These are good questions to ask:
- Were any promises not kept by your vendor?
- Does the product do what you expected?
- Were any deadlines missed?
- Are you paying for product extensions that you do not need?
- Were hidden costs discovered after installation?
Scrutinize the demo. We recommend providing the vendor with a demo script that outlines specific functions and features that you will expect to see. Approaching the demo with an open but critical mind will save valuable time and help determine whether the software meets your goals.
Calculate the real cost. It is essential to know the true cost of ERP by calculating expenses at each stage. These include:
- Upfront cost
- User adoption and training
- Recurring costs.
With the intense interest in data-driven manufacturing these days, it is all the more urgent for manufacturing companies to re-evaluate the importance of a capable ERP system.
Siemens produced this attractive video to illustrate what it sees as a likely representation of the machining facility of the future.
Cutting tool manufacturers have worked together to create a generic tool catalog format that helps link cutting tool information with applications supporting data-driven manufacturing.

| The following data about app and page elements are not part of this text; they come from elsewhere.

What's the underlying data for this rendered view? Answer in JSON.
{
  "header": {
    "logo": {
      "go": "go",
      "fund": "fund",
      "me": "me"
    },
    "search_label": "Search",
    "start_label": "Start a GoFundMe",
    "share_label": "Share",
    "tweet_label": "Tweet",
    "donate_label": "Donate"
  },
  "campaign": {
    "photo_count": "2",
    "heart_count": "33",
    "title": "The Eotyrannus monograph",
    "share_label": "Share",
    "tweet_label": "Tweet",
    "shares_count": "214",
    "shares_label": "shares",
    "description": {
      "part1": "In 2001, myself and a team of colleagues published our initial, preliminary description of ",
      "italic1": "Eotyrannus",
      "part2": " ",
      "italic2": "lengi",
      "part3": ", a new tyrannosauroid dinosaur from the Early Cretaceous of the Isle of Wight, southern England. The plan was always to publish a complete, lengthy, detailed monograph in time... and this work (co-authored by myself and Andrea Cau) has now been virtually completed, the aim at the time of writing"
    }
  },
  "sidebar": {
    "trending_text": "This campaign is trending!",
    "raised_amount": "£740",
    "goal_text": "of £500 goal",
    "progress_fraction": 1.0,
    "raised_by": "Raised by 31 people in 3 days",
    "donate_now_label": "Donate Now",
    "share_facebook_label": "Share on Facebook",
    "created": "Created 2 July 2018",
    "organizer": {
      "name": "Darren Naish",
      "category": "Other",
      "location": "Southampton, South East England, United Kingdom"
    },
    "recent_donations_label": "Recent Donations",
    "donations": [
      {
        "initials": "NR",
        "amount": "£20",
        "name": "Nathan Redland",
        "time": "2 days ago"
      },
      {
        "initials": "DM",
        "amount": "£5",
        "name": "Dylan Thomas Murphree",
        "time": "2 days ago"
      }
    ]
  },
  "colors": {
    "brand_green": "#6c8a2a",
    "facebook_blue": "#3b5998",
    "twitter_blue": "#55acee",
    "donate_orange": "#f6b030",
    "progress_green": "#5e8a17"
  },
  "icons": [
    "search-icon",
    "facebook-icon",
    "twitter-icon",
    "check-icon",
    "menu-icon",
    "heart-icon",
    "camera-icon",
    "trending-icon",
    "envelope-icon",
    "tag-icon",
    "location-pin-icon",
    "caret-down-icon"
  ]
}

Introduced at IMTS 2008, this communications protocol for CNC machines and other manufacturing equipment is already helping shops and plants implement effective machine monitoring systems. Although these "early adopters" are motivated by the long-term promise of enterprise-wide efficiency gains, their experience with pilot projects shows that benefits derived in the short term are substantial and worthwhile.